WHAT THE TASK ASKS: Scan the data beneath this task and copy each line that includes "testSelectUaserByNameAndPassword".

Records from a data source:

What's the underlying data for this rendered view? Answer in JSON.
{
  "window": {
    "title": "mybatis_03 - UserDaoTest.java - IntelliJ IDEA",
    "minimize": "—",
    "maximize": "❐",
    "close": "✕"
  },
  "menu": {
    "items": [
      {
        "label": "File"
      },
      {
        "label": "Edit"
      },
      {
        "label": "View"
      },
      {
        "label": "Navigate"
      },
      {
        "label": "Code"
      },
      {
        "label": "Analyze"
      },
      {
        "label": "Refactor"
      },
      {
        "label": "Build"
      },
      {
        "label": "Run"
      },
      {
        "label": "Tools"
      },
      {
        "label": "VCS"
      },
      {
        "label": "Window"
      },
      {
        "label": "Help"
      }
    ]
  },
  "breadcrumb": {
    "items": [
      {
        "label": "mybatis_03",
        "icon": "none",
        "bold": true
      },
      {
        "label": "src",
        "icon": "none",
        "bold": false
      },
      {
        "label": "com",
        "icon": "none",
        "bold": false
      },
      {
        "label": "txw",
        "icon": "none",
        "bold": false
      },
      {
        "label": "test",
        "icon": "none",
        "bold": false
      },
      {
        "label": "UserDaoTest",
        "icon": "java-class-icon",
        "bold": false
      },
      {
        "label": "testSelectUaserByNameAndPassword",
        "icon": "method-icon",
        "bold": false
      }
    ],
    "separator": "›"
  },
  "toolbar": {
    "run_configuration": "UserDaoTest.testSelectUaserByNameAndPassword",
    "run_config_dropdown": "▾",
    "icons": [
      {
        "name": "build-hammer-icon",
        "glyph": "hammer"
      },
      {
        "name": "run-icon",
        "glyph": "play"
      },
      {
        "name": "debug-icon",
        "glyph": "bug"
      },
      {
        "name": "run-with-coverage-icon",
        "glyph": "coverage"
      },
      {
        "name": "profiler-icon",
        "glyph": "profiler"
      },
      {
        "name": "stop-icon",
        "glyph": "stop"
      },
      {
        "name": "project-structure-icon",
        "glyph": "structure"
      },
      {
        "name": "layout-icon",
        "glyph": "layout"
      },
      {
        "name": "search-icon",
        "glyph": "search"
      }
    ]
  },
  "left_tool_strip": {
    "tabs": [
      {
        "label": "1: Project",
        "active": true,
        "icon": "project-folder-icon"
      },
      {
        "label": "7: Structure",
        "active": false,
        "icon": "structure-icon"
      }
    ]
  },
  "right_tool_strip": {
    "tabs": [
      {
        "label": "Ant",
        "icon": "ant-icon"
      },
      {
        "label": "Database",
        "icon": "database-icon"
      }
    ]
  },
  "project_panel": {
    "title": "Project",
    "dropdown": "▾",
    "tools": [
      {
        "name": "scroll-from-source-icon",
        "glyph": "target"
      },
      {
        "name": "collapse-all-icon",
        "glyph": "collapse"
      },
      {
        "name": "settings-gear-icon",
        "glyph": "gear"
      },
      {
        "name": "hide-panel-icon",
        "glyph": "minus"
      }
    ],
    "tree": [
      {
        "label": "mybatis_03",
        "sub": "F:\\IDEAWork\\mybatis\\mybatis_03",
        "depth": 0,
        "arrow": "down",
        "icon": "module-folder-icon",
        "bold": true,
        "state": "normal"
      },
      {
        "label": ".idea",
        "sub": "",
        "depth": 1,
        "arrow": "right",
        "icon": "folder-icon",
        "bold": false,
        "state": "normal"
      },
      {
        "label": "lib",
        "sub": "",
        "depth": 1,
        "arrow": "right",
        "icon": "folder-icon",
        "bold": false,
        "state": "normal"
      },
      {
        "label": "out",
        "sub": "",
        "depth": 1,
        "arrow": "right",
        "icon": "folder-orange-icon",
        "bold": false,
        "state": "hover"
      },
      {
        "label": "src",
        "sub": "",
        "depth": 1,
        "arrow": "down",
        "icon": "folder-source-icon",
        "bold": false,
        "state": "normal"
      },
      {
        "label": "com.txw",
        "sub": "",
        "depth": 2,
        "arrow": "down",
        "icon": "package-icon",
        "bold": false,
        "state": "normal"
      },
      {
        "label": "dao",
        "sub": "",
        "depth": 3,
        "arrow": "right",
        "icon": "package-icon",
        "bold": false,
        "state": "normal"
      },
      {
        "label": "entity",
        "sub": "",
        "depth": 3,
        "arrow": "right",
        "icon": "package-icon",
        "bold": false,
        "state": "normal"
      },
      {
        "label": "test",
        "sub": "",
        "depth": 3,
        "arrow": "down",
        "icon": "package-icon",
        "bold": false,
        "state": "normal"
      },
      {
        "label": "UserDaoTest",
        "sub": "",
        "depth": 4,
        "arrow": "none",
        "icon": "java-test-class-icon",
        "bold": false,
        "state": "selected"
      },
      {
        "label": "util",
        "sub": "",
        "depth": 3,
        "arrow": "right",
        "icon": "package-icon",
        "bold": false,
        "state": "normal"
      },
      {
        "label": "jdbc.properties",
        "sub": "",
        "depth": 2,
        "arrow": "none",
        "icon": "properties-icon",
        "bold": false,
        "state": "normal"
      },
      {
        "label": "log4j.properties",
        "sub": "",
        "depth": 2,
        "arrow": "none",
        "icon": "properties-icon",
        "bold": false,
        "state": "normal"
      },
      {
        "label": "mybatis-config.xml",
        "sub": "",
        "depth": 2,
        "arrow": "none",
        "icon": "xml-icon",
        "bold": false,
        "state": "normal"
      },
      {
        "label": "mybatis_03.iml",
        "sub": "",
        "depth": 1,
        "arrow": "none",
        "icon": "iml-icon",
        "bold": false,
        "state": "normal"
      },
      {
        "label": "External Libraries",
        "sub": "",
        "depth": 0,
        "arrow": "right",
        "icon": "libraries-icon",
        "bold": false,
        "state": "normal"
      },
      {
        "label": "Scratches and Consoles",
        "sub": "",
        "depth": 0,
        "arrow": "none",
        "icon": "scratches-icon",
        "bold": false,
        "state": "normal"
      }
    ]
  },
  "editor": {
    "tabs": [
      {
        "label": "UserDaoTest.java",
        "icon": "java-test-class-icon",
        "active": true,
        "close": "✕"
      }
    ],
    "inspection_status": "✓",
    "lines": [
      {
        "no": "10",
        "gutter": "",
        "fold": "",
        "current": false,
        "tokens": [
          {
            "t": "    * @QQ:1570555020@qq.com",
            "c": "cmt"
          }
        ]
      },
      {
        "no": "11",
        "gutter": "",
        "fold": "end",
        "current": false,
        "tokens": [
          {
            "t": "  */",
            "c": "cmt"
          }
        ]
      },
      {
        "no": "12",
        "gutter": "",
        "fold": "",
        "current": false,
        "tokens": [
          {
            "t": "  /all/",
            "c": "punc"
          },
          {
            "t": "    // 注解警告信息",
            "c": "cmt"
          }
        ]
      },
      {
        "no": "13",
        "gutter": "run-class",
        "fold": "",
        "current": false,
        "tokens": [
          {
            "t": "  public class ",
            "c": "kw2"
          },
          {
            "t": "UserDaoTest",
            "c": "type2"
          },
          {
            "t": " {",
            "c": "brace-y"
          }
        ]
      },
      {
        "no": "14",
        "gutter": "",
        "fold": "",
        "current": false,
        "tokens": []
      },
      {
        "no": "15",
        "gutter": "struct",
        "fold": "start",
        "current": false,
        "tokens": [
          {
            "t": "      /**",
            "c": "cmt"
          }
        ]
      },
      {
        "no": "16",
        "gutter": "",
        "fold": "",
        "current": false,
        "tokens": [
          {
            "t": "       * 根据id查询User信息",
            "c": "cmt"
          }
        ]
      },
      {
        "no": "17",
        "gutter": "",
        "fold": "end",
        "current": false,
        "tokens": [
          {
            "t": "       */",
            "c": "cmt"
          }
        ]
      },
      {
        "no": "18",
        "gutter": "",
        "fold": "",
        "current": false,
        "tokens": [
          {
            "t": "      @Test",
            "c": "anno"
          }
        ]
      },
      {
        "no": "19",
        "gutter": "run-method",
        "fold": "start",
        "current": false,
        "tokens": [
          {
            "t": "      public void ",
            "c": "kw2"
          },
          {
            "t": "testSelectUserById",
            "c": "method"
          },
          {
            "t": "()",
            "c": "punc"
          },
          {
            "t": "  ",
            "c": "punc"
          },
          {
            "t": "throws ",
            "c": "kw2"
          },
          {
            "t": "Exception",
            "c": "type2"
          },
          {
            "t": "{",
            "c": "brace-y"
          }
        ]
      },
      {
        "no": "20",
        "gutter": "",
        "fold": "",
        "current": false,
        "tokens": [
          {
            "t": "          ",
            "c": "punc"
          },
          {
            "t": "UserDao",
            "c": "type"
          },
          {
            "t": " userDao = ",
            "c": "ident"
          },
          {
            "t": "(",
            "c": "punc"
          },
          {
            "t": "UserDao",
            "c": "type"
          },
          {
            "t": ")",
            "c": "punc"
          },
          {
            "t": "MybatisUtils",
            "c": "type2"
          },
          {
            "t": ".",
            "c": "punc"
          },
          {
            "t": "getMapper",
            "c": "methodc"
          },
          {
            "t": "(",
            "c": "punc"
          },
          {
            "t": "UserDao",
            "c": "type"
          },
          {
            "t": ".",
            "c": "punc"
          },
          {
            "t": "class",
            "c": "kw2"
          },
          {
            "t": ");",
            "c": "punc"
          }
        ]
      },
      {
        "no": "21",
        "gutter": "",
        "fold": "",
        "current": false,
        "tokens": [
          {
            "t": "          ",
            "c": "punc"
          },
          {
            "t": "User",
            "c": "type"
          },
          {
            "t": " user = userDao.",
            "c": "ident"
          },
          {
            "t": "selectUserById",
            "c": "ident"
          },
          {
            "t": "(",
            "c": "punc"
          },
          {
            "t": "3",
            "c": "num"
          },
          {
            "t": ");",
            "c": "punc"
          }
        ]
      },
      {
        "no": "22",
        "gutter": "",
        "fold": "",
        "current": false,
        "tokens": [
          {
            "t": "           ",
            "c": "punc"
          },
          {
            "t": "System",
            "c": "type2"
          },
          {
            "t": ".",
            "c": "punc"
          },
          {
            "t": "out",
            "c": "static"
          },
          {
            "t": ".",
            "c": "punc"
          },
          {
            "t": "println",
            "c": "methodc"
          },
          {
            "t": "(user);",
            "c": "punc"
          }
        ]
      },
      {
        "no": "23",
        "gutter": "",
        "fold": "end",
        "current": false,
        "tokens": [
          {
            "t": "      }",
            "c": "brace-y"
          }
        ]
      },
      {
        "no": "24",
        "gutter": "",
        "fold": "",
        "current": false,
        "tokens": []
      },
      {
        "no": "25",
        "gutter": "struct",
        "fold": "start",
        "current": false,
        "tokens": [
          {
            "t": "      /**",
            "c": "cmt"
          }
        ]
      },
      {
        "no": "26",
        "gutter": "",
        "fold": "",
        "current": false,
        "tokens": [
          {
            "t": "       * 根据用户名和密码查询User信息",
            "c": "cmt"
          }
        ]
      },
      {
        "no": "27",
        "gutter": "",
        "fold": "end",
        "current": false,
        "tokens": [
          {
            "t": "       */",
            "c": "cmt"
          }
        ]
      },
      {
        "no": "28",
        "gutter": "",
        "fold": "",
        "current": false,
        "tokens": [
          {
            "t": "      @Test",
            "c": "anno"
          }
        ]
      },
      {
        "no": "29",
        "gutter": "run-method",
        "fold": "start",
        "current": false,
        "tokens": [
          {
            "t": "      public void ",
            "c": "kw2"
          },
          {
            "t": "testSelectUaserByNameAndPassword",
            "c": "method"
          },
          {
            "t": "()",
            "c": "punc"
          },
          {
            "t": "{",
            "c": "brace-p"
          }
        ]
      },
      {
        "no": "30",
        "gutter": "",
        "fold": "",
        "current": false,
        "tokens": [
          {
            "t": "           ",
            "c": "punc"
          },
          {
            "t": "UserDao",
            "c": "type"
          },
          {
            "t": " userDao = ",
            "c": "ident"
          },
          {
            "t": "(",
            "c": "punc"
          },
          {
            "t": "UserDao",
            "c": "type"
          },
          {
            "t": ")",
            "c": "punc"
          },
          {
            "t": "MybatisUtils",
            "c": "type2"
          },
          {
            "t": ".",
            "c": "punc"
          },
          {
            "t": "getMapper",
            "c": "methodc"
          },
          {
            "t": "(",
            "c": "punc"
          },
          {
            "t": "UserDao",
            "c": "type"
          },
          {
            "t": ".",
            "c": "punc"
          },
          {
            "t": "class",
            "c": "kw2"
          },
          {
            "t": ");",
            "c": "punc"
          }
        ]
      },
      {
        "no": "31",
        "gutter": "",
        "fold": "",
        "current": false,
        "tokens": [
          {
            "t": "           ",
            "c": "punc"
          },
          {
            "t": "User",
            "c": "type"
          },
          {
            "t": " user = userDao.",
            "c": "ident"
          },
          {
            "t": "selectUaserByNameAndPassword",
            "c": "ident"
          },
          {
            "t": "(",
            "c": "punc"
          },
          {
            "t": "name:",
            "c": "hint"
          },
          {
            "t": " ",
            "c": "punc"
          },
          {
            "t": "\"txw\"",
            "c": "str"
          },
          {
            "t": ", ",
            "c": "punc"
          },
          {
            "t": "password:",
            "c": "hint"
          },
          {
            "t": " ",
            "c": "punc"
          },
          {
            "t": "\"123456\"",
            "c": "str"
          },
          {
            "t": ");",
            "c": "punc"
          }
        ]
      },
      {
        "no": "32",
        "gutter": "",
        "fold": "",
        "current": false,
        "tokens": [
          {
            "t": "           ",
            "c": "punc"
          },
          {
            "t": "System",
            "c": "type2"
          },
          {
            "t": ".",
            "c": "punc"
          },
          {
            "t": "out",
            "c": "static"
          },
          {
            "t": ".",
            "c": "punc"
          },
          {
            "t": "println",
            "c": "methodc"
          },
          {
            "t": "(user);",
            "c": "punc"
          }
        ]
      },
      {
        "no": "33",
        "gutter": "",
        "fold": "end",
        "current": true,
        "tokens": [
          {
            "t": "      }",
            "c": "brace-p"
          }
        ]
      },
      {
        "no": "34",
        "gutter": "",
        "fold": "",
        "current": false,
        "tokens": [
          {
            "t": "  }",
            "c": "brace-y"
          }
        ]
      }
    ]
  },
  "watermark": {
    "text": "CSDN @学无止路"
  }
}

FINAL ANSWER:
        "label": "testSelectUaserByNameAndPassword",
    "run_configuration": "UserDaoTest.testSelectUaserByNameAndPassword",
            "t": "testSelectUaserByNameAndPassword",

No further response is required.